All of the entries need to be printed again exactly; pictures are the only thing to omit.

======== Data for review

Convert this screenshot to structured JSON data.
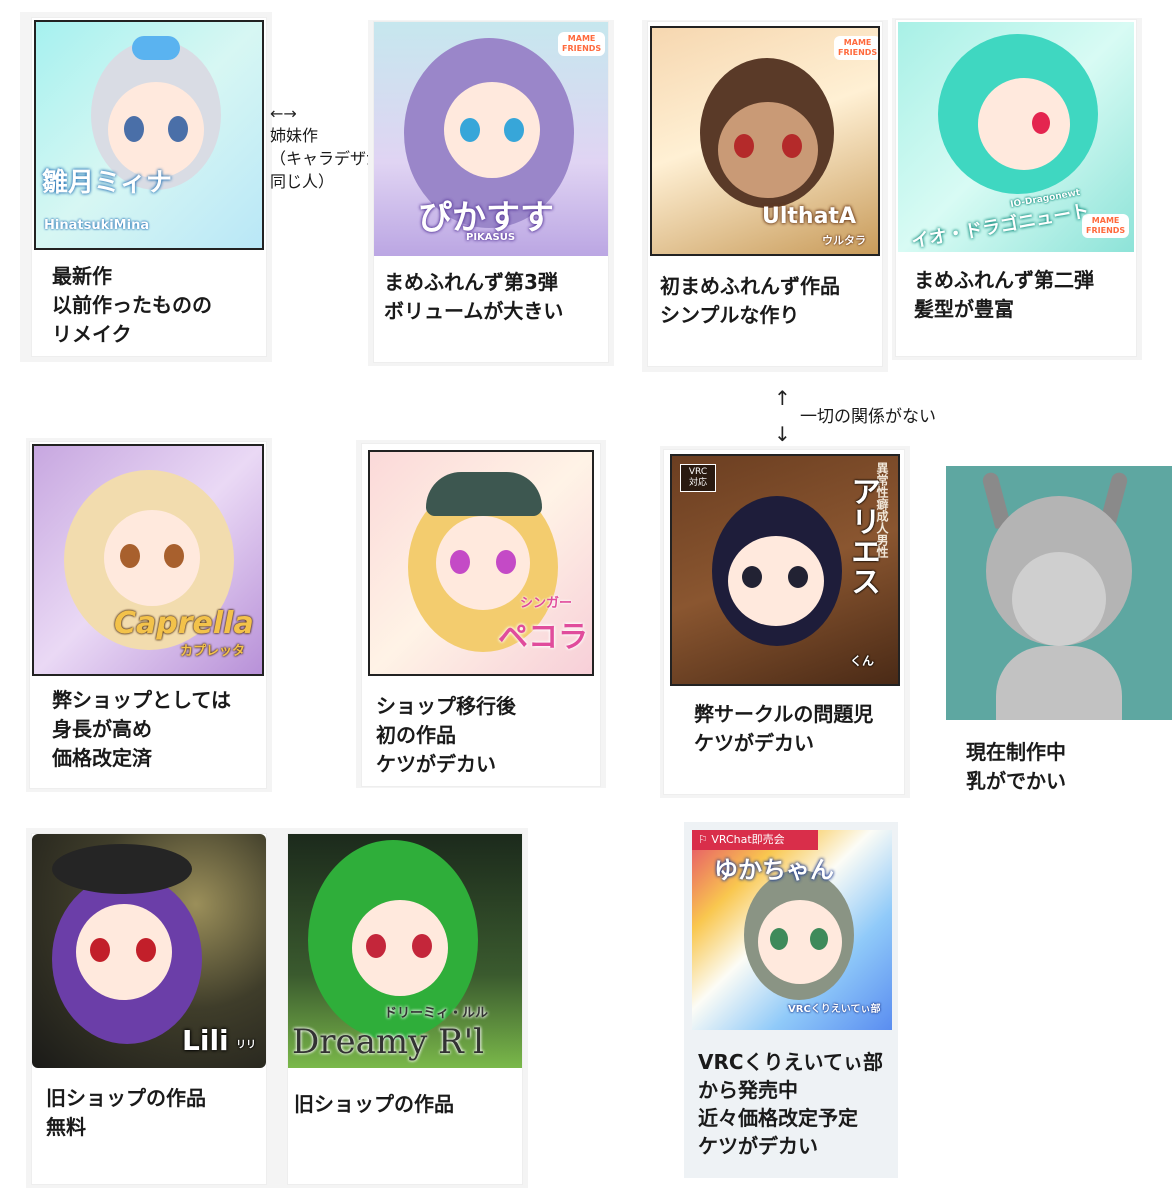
{
  "items": [
    {
      "logo": "雛月ミィナ",
      "logo_sub": "HinatsukiMina",
      "caption": "最新作\n以前作ったものの\nリメイク"
    },
    {
      "logo": "ぴかすす",
      "logo_sub": "PIKASUS",
      "caption": "まめふれんず第3弾\nボリュームが大きい"
    },
    {
      "logo": "UlthatA",
      "logo_sub": "ウルタラ",
      "caption": "初まめふれんず作品\nシンプルな作り"
    },
    {
      "logo": "イオ・ドラゴニュート",
      "logo_sub": "IO-Dragonewt",
      "caption": "まめふれんず第二弾\n髪型が豊富"
    },
    {
      "logo": "Caprella",
      "logo_sub": "カプレッタ",
      "caption": "弊ショップとしては\n身長が高め\n価格改定済"
    },
    {
      "logo": "ペコラ",
      "logo_sub": "シンガー",
      "caption": "ショップ移行後\n初の作品\nケツがデカい"
    },
    {
      "logo": "アリエス",
      "logo_sub": "くん",
      "vertical": "異常性癖成人男性",
      "badge": "VRC\n対応",
      "caption": "弊サークルの問題児\nケツがデカい"
    },
    {
      "caption": "現在制作中\n乳がでかい"
    },
    {
      "logo": "Lili",
      "logo_sub": "リリ",
      "caption": "旧ショップの作品\n無料"
    },
    {
      "logo": "Dreamy R'l",
      "logo_sub": "ドリーミィ・ルル",
      "caption": "旧ショップの作品"
    },
    {
      "logo": "ゆかちゃん",
      "logo_sub": "VRCくりえいてぃ部",
      "banner": "VRChat即売会",
      "caption": "VRCくりえいてぃ部\nから発売中\n近々価格改定予定\nケツがデカい"
    }
  ],
  "notes": {
    "sister": {
      "arrow": "←→",
      "text": "姉妹作\n（キャラデザが\n同じ人）"
    },
    "unrelated": {
      "arrow_up": "↑",
      "arrow_down": "↓",
      "text": "一切の関係がない"
    }
  },
  "badges": {
    "mame": "MAME",
    "mame_sub": "FRIENDS"
  },
  "colors": {
    "accent": "#5a3b9c",
    "card_border": "#eeeeee"
  }
}
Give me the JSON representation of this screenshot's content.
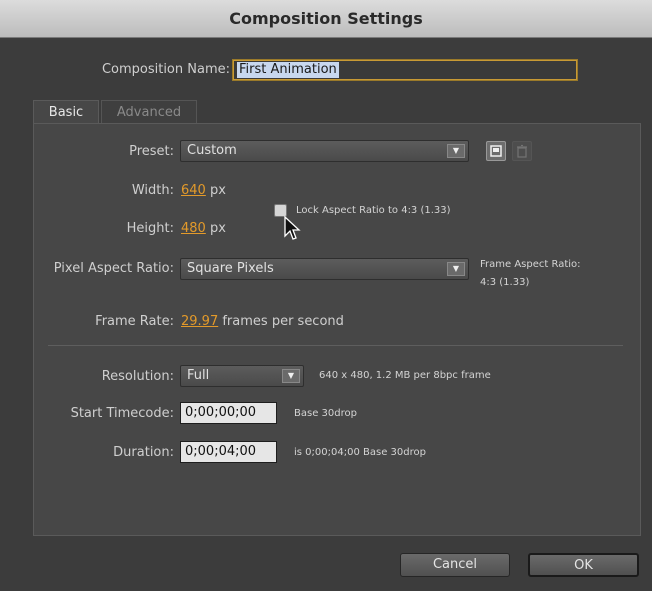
{
  "window": {
    "title": "Composition Settings"
  },
  "composition_name": {
    "label": "Composition Name:",
    "value": "First Animation"
  },
  "tabs": [
    {
      "label": "Basic",
      "active": true
    },
    {
      "label": "Advanced",
      "active": false
    }
  ],
  "preset": {
    "label": "Preset:",
    "value": "Custom"
  },
  "width": {
    "label": "Width:",
    "value": "640",
    "unit": "px"
  },
  "height": {
    "label": "Height:",
    "value": "480",
    "unit": "px"
  },
  "lock_aspect": {
    "label": "Lock Aspect Ratio to 4:3 (1.33)",
    "checked": false
  },
  "pixel_aspect": {
    "label": "Pixel Aspect Ratio:",
    "value": "Square Pixels",
    "frame_aspect_label": "Frame Aspect Ratio:",
    "frame_aspect_value": "4:3 (1.33)"
  },
  "frame_rate": {
    "label": "Frame Rate:",
    "value": "29.97",
    "unit": "frames per second"
  },
  "resolution": {
    "label": "Resolution:",
    "value": "Full",
    "info": "640 x 480, 1.2 MB per 8bpc frame"
  },
  "start_timecode": {
    "label": "Start Timecode:",
    "value": "0;00;00;00",
    "info": "Base 30drop"
  },
  "duration": {
    "label": "Duration:",
    "value": "0;00;04;00",
    "info": "is 0;00;04;00  Base 30drop"
  },
  "buttons": {
    "cancel": "Cancel",
    "ok": "OK"
  },
  "colors": {
    "accent": "#e39a2a",
    "panel": "#474747",
    "background": "#3c3c3c"
  },
  "icons": {
    "dropdown_arrow": "triangle-down",
    "save_preset": "save-preset-icon",
    "delete_preset": "trash-icon",
    "cursor": "mouse-pointer-icon"
  }
}
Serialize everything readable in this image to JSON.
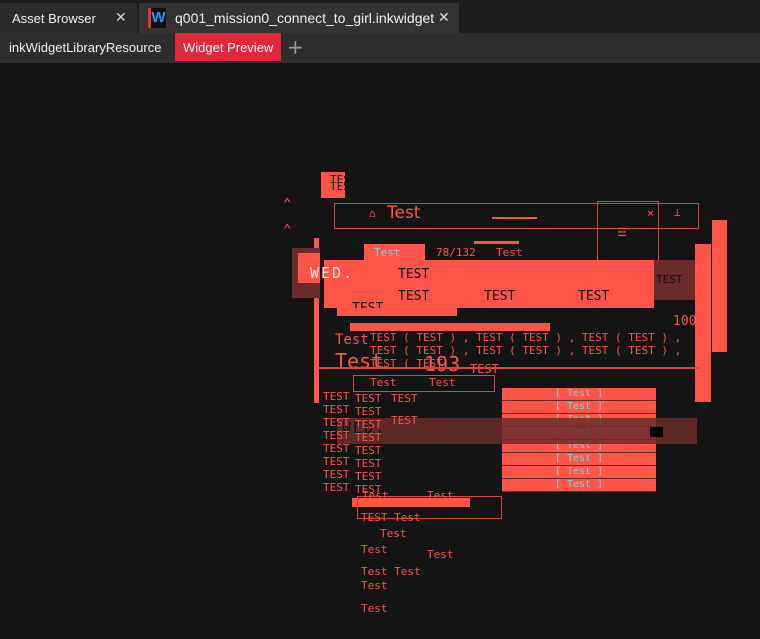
{
  "tabs": [
    {
      "label": "Asset Browser",
      "close_icon": "close-icon"
    },
    {
      "label": "q001_mission0_connect_to_girl.inkwidget",
      "icon": "W",
      "close_icon": "close-icon"
    }
  ],
  "subtabs": [
    {
      "label": "inkWidgetLibraryResource",
      "active": false
    },
    {
      "label": "Widget Preview",
      "active": true
    }
  ],
  "add_tab_icon": "+",
  "close_glyph": "✕",
  "accent_color": "#e0283a",
  "widget_color": "#ff5448",
  "preview": {
    "header_title": "Test",
    "tab_label": "Test",
    "counter": "78/132",
    "tab_label_right": "Test",
    "logo": "WED.",
    "number_193": "193",
    "number_100": "100",
    "test_upper": "TEST",
    "test_title": "Test",
    "list_line_1": "TEST ( TEST ) , TEST ( TEST ) , TEST ( TEST ) ,",
    "list_line_2": "TEST ( TEST ) , TEST ( TEST ) , TEST ( TEST ) ,",
    "list_line_3": "TEST ( TEST",
    "bracket_items": [
      "[ Test ]",
      "[ Test ]",
      "[ Test ]",
      "[ Test ]",
      "[ Test ]",
      "[ Test ]",
      "[ Test ]",
      "[ Test ]"
    ],
    "left_column": [
      "TEST",
      "TEST",
      "TEST",
      "TEST",
      "TEST",
      "TEST",
      "TEST",
      "TEST"
    ],
    "mid_column": [
      "TEST",
      "TEST",
      "TEST",
      "TEST",
      "TEST",
      "TEST",
      "TEST",
      "TEST",
      "Test"
    ],
    "lower_tests": [
      "Test",
      "Test",
      "TEST Test",
      "Test",
      "Test",
      "Test",
      "Test Test",
      "Test",
      "Test"
    ]
  }
}
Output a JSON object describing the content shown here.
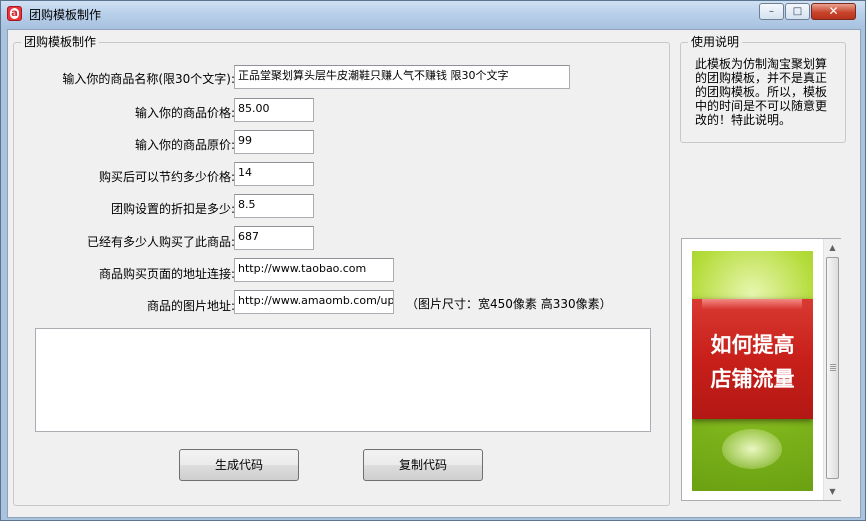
{
  "window": {
    "title": "团购模板制作",
    "controls": {
      "minimize": "–",
      "maximize": "□",
      "close": "✕"
    }
  },
  "form": {
    "group_title": "团购模板制作",
    "fields": [
      {
        "label": "输入你的商品名称(限30个文字):",
        "value": "正品堂聚划算头层牛皮潮鞋只赚人气不赚钱 限30个文字"
      },
      {
        "label": "输入你的商品价格:",
        "value": "85.00"
      },
      {
        "label": "输入你的商品原价:",
        "value": "99"
      },
      {
        "label": "购买后可以节约多少价格:",
        "value": "14"
      },
      {
        "label": "团购设置的折扣是多少:",
        "value": "8.5"
      },
      {
        "label": "已经有多少人购买了此商品:",
        "value": "687"
      },
      {
        "label": "商品购买页面的地址连接:",
        "value": "http://www.taobao.com"
      },
      {
        "label": "商品的图片地址:",
        "value": "http://www.amaomb.com/upload"
      }
    ],
    "image_size_note": "（图片尺寸：宽450像素 高330像素）",
    "output_code": ""
  },
  "buttons": {
    "generate": "生成代码",
    "copy": "复制代码"
  },
  "help": {
    "group_title": "使用说明",
    "text": "此模板为仿制淘宝聚划算的团购模板，并不是真正的团购模板。所以，模板中的时间是不可以随意更改的！特此说明。"
  },
  "preview": {
    "image_line1": "如何提高",
    "image_line2": "店铺流量",
    "scroll_up": "▲",
    "scroll_down": "▼"
  }
}
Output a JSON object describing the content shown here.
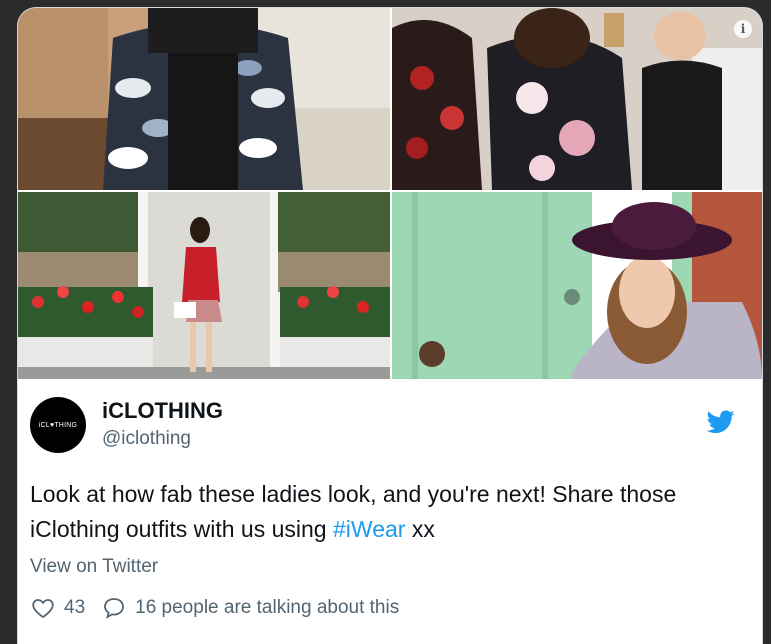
{
  "tweet": {
    "name": "iCLOTHING",
    "handle": "@iclothing",
    "avatar_text": "iCL♥THING",
    "text_main": "Look at how fab these ladies look, and you're next! Share those iClothing outfits with us using ",
    "hashtag": "#iWear",
    "text_end": " xx",
    "view_link": "View on Twitter",
    "likes": "43",
    "talking": "16 people are talking about this"
  },
  "icons": {
    "info": "i",
    "bird": "twitter-bird-icon",
    "heart": "heart-icon",
    "reply": "reply-icon"
  },
  "colors": {
    "accent": "#1d9bf0",
    "text": "#0f1419",
    "muted": "#536471"
  }
}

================

Answer space
Convert this screenshot to structured JSON data.
{
  "items": [
    {
      "logo": "雛月ミィナ",
      "logo_sub": "HinatsukiMina",
      "caption": "最新作\n以前作ったものの\nリメイク"
    },
    {
      "logo": "ぴかすす",
      "logo_sub": "PIKASUS",
      "caption": "まめふれんず第3弾\nボリュームが大きい"
    },
    {
      "logo": "UlthatA",
      "logo_sub": "ウルタラ",
      "caption": "初まめふれんず作品\nシンプルな作り"
    },
    {
      "logo": "イオ・ドラゴニュート",
      "logo_sub": "IO-Dragonewt",
      "caption": "まめふれんず第二弾\n髪型が豊富"
    },
    {
      "logo": "Caprella",
      "logo_sub": "カプレッタ",
      "caption": "弊ショップとしては\n身長が高め\n価格改定済"
    },
    {
      "logo": "ペコラ",
      "logo_sub": "シンガー",
      "caption": "ショップ移行後\n初の作品\nケツがデカい"
    },
    {
      "logo": "アリエス",
      "logo_sub": "くん",
      "vertical": "異常性癖成人男性",
      "badge": "VRC\n対応",
      "caption": "弊サークルの問題児\nケツがデカい"
    },
    {
      "caption": "現在制作中\n乳がでかい"
    },
    {
      "logo": "Lili",
      "logo_sub": "リリ",
      "caption": "旧ショップの作品\n無料"
    },
    {
      "logo": "Dreamy R'l",
      "logo_sub": "ドリーミィ・ルル",
      "caption": "旧ショップの作品"
    },
    {
      "logo": "ゆかちゃん",
      "logo_sub": "VRCくりえいてぃ部",
      "banner": "VRChat即売会",
      "caption": "VRCくりえいてぃ部\nから発売中\n近々価格改定予定\nケツがデカい"
    }
  ],
  "notes": {
    "sister": {
      "arrow": "←→",
      "text": "姉妹作\n（キャラデザが\n同じ人）"
    },
    "unrelated": {
      "arrow_up": "↑",
      "arrow_down": "↓",
      "text": "一切の関係がない"
    }
  },
  "badges": {
    "mame": "MAME",
    "mame_sub": "FRIENDS"
  },
  "colors": {
    "accent": "#5a3b9c",
    "card_border": "#eeeeee"
  }
}
Give me the JSON representation of this screenshot's content.
{
  "window": {
    "title": "Composition Settings"
  },
  "composition_name": {
    "label": "Composition Name:",
    "value": "First Animation"
  },
  "tabs": [
    {
      "label": "Basic",
      "active": true
    },
    {
      "label": "Advanced",
      "active": false
    }
  ],
  "preset": {
    "label": "Preset:",
    "value": "Custom"
  },
  "width": {
    "label": "Width:",
    "value": "640",
    "unit": "px"
  },
  "height": {
    "label": "Height:",
    "value": "480",
    "unit": "px"
  },
  "lock_aspect": {
    "label": "Lock Aspect Ratio to 4:3 (1.33)",
    "checked": false
  },
  "pixel_aspect": {
    "label": "Pixel Aspect Ratio:",
    "value": "Square Pixels",
    "frame_aspect_label": "Frame Aspect Ratio:",
    "frame_aspect_value": "4:3 (1.33)"
  },
  "frame_rate": {
    "label": "Frame Rate:",
    "value": "29.97",
    "unit": "frames per second"
  },
  "resolution": {
    "label": "Resolution:",
    "value": "Full",
    "info": "640 x 480, 1.2 MB per 8bpc frame"
  },
  "start_timecode": {
    "label": "Start Timecode:",
    "value": "0;00;00;00",
    "info": "Base 30drop"
  },
  "duration": {
    "label": "Duration:",
    "value": "0;00;04;00",
    "info": "is 0;00;04;00  Base 30drop"
  },
  "buttons": {
    "cancel": "Cancel",
    "ok": "OK"
  },
  "colors": {
    "accent": "#e39a2a",
    "panel": "#474747",
    "background": "#3c3c3c"
  },
  "icons": {
    "dropdown_arrow": "triangle-down",
    "save_preset": "save-preset-icon",
    "delete_preset": "trash-icon",
    "cursor": "mouse-pointer-icon"
  }
}
Serialize everything readable in this image to JSON.
{
  "tabs": [
    {
      "label": "Asset Browser",
      "close_icon": "close-icon"
    },
    {
      "label": "q001_mission0_connect_to_girl.inkwidget",
      "icon": "W",
      "close_icon": "close-icon"
    }
  ],
  "subtabs": [
    {
      "label": "inkWidgetLibraryResource",
      "active": false
    },
    {
      "label": "Widget Preview",
      "active": true
    }
  ],
  "add_tab_icon": "+",
  "close_glyph": "✕",
  "accent_color": "#e0283a",
  "widget_color": "#ff5448",
  "preview": {
    "header_title": "Test",
    "tab_label": "Test",
    "counter": "78/132",
    "tab_label_right": "Test",
    "logo": "WED.",
    "number_193": "193",
    "number_100": "100",
    "test_upper": "TEST",
    "test_title": "Test",
    "list_line_1": "TEST ( TEST ) , TEST ( TEST ) , TEST ( TEST ) ,",
    "list_line_2": "TEST ( TEST ) , TEST ( TEST ) , TEST ( TEST ) ,",
    "list_line_3": "TEST ( TEST",
    "bracket_items": [
      "[ Test ]",
      "[ Test ]",
      "[ Test ]",
      "[ Test ]",
      "[ Test ]",
      "[ Test ]",
      "[ Test ]",
      "[ Test ]"
    ],
    "left_column": [
      "TEST",
      "TEST",
      "TEST",
      "TEST",
      "TEST",
      "TEST",
      "TEST",
      "TEST"
    ],
    "mid_column": [
      "TEST",
      "TEST",
      "TEST",
      "TEST",
      "TEST",
      "TEST",
      "TEST",
      "TEST",
      "Test"
    ],
    "lower_tests": [
      "Test",
      "Test",
      "TEST Test",
      "Test",
      "Test",
      "Test",
      "Test Test",
      "Test",
      "Test"
    ]
  }
}
Output a JSON object describing the content shown here.
{
  "window": {
    "title": "团购模板制作",
    "controls": {
      "minimize": "–",
      "maximize": "□",
      "close": "✕"
    }
  },
  "form": {
    "group_title": "团购模板制作",
    "fields": [
      {
        "label": "输入你的商品名称(限30个文字):",
        "value": "正品堂聚划算头层牛皮潮鞋只赚人气不赚钱 限30个文字"
      },
      {
        "label": "输入你的商品价格:",
        "value": "85.00"
      },
      {
        "label": "输入你的商品原价:",
        "value": "99"
      },
      {
        "label": "购买后可以节约多少价格:",
        "value": "14"
      },
      {
        "label": "团购设置的折扣是多少:",
        "value": "8.5"
      },
      {
        "label": "已经有多少人购买了此商品:",
        "value": "687"
      },
      {
        "label": "商品购买页面的地址连接:",
        "value": "http://www.taobao.com"
      },
      {
        "label": "商品的图片地址:",
        "value": "http://www.amaomb.com/upload"
      }
    ],
    "image_size_note": "（图片尺寸：宽450像素 高330像素）",
    "output_code": ""
  },
  "buttons": {
    "generate": "生成代码",
    "copy": "复制代码"
  },
  "help": {
    "group_title": "使用说明",
    "text": "此模板为仿制淘宝聚划算的团购模板，并不是真正的团购模板。所以，模板中的时间是不可以随意更改的！特此说明。"
  },
  "preview": {
    "image_line1": "如何提高",
    "image_line2": "店铺流量",
    "scroll_up": "▲",
    "scroll_down": "▼"
  }
}
Output a JSON object describing the content shown here.
{
  "tweet": {
    "name": "iCLOTHING",
    "handle": "@iclothing",
    "avatar_text": "iCL♥THING",
    "text_main": "Look at how fab these ladies look, and you're next! Share those iClothing outfits with us using ",
    "hashtag": "#iWear",
    "text_end": " xx",
    "view_link": "View on Twitter",
    "likes": "43",
    "talking": "16 people are talking about this"
  },
  "icons": {
    "info": "i",
    "bird": "twitter-bird-icon",
    "heart": "heart-icon",
    "reply": "reply-icon"
  },
  "colors": {
    "accent": "#1d9bf0",
    "text": "#0f1419",
    "muted": "#536471"
  }
}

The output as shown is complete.